### Task details
Print every entry below again exactly as written, skipping the pictures.
+++ Dataset entries
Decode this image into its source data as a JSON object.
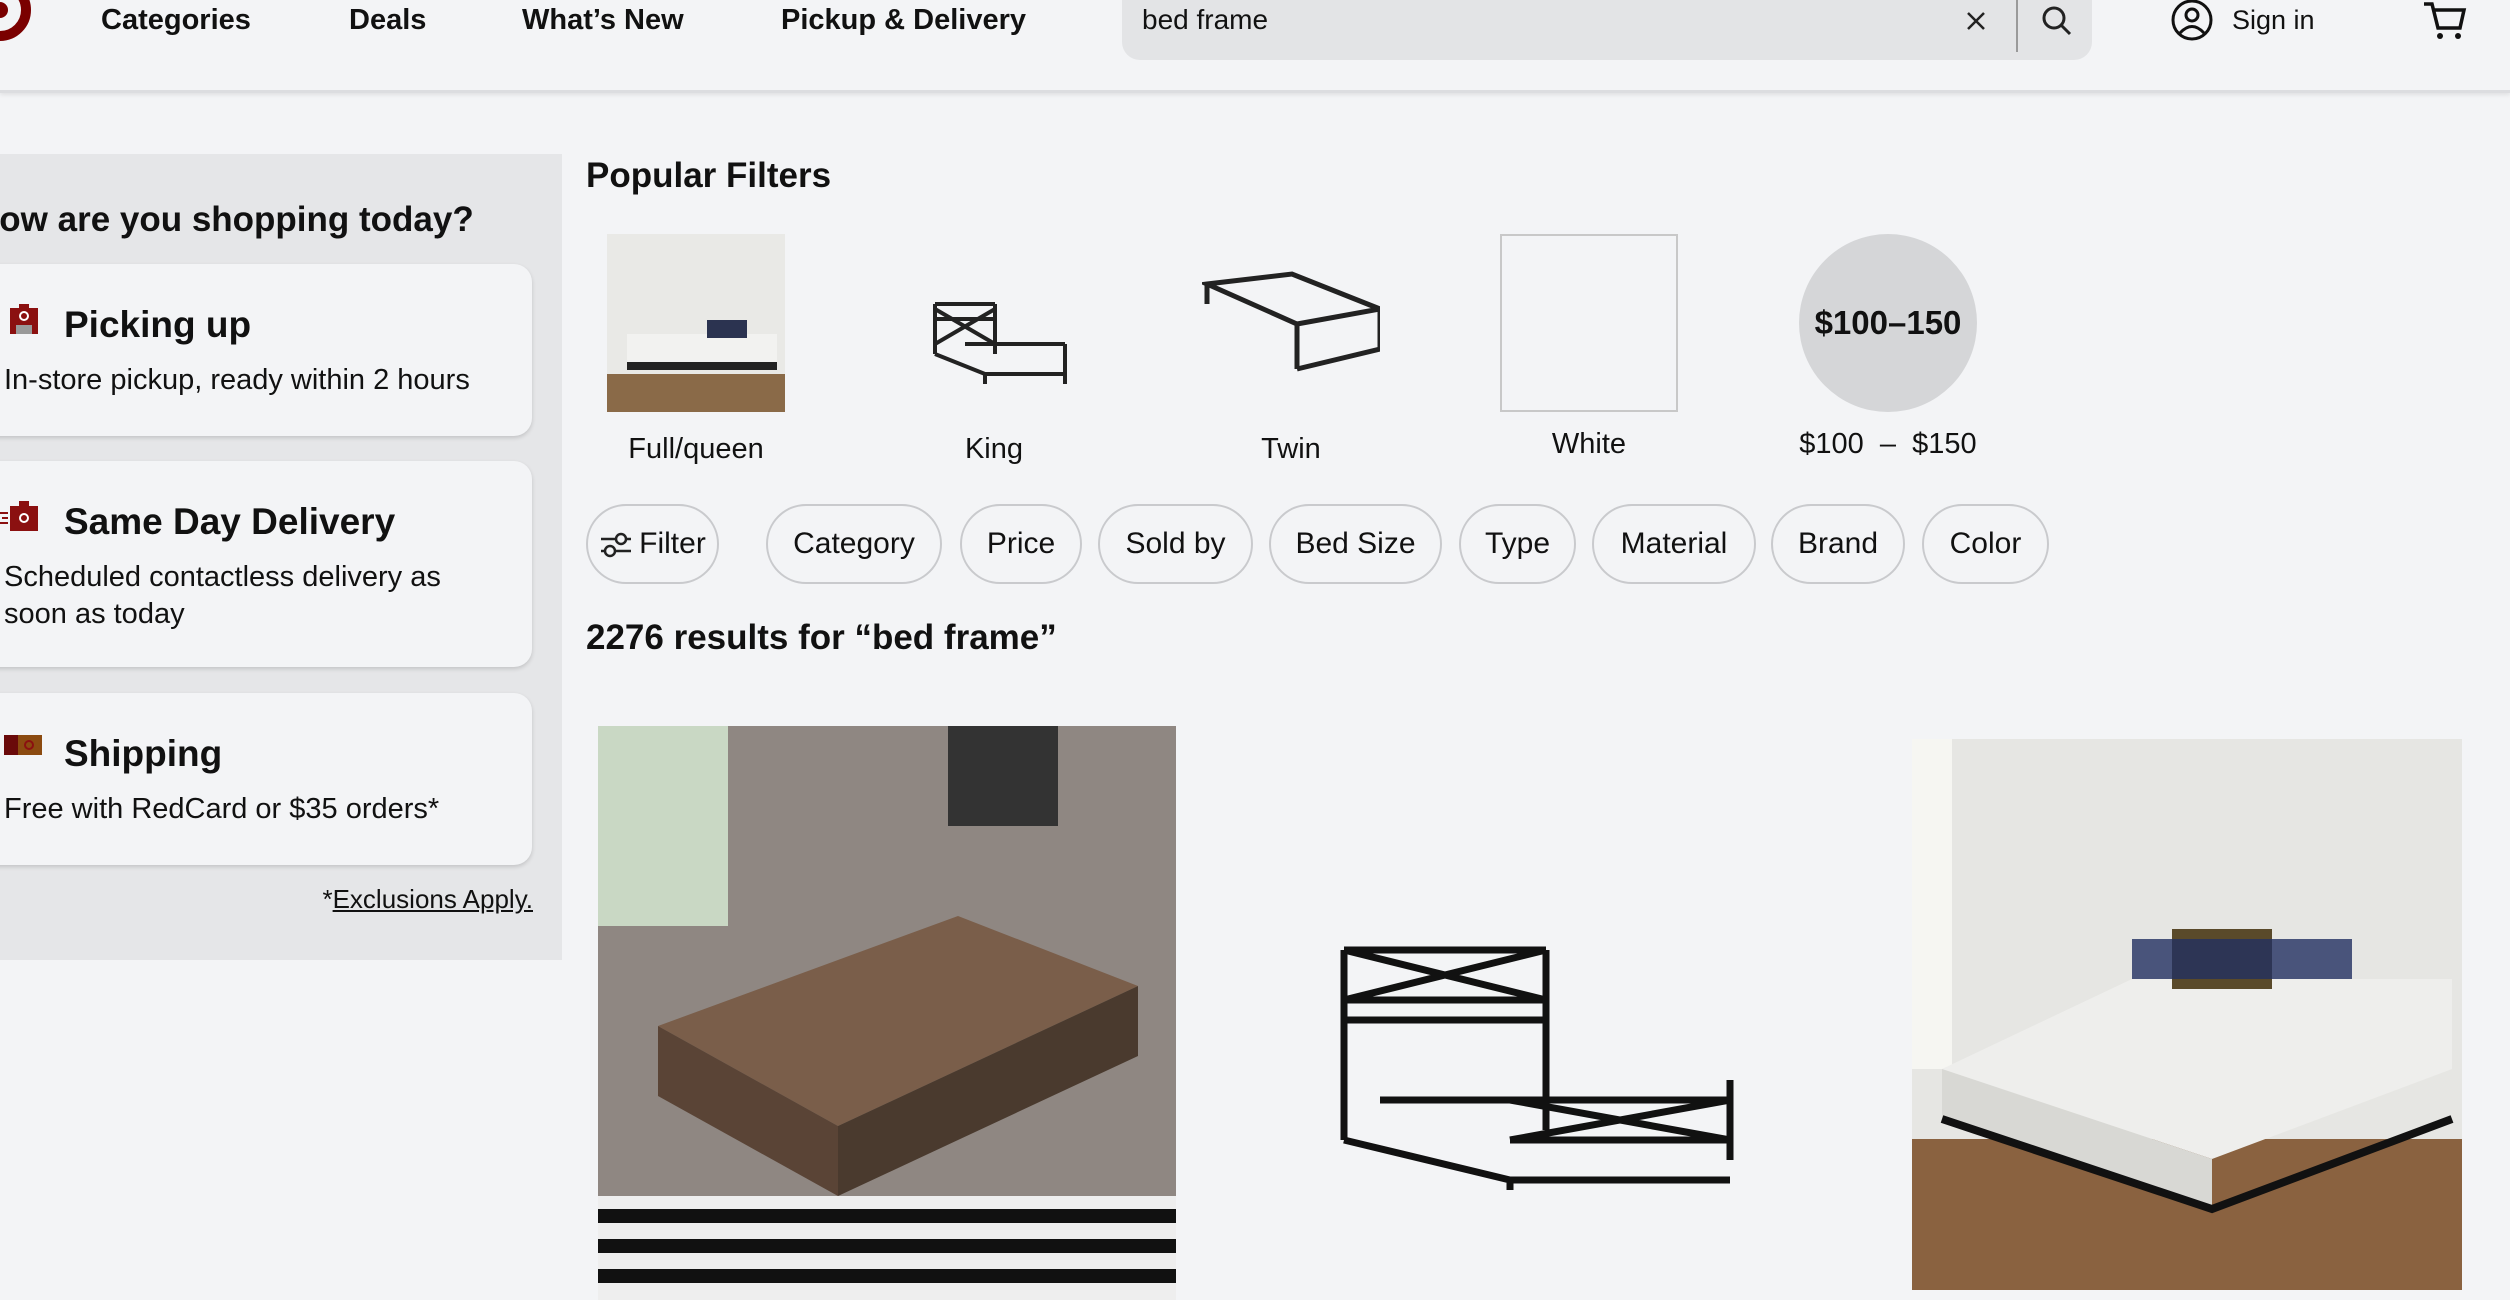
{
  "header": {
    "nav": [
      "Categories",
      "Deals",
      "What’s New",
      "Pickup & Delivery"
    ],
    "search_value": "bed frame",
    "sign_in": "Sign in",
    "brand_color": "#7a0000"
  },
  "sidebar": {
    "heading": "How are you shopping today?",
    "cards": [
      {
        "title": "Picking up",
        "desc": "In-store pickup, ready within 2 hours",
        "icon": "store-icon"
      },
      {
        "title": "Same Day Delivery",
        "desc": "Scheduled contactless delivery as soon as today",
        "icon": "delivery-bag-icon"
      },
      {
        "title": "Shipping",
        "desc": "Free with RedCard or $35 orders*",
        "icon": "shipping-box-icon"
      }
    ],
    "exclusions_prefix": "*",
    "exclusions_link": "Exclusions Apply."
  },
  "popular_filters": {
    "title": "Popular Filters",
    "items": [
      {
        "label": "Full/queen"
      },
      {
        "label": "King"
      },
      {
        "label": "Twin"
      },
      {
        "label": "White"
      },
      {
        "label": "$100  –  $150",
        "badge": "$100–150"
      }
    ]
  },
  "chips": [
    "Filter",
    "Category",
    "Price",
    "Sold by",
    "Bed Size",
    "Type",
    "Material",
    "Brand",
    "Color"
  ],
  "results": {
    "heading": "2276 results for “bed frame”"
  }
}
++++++
### Exercise answer
Decode this image into its source data as a JSON object.
{
  "header": {
    "nav": [
      "Categories",
      "Deals",
      "What’s New",
      "Pickup & Delivery"
    ],
    "search_value": "bed frame",
    "sign_in": "Sign in",
    "brand_color": "#7a0000"
  },
  "sidebar": {
    "heading": "How are you shopping today?",
    "cards": [
      {
        "title": "Picking up",
        "desc": "In-store pickup, ready within 2 hours",
        "icon": "store-icon"
      },
      {
        "title": "Same Day Delivery",
        "desc": "Scheduled contactless delivery as soon as today",
        "icon": "delivery-bag-icon"
      },
      {
        "title": "Shipping",
        "desc": "Free with RedCard or $35 orders*",
        "icon": "shipping-box-icon"
      }
    ],
    "exclusions_prefix": "*",
    "exclusions_link": "Exclusions Apply."
  },
  "popular_filters": {
    "title": "Popular Filters",
    "items": [
      {
        "label": "Full/queen"
      },
      {
        "label": "King"
      },
      {
        "label": "Twin"
      },
      {
        "label": "White"
      },
      {
        "label": "$100  –  $150",
        "badge": "$100–150"
      }
    ]
  },
  "chips": [
    "Filter",
    "Category",
    "Price",
    "Sold by",
    "Bed Size",
    "Type",
    "Material",
    "Brand",
    "Color"
  ],
  "results": {
    "heading": "2276 results for “bed frame”"
  }
}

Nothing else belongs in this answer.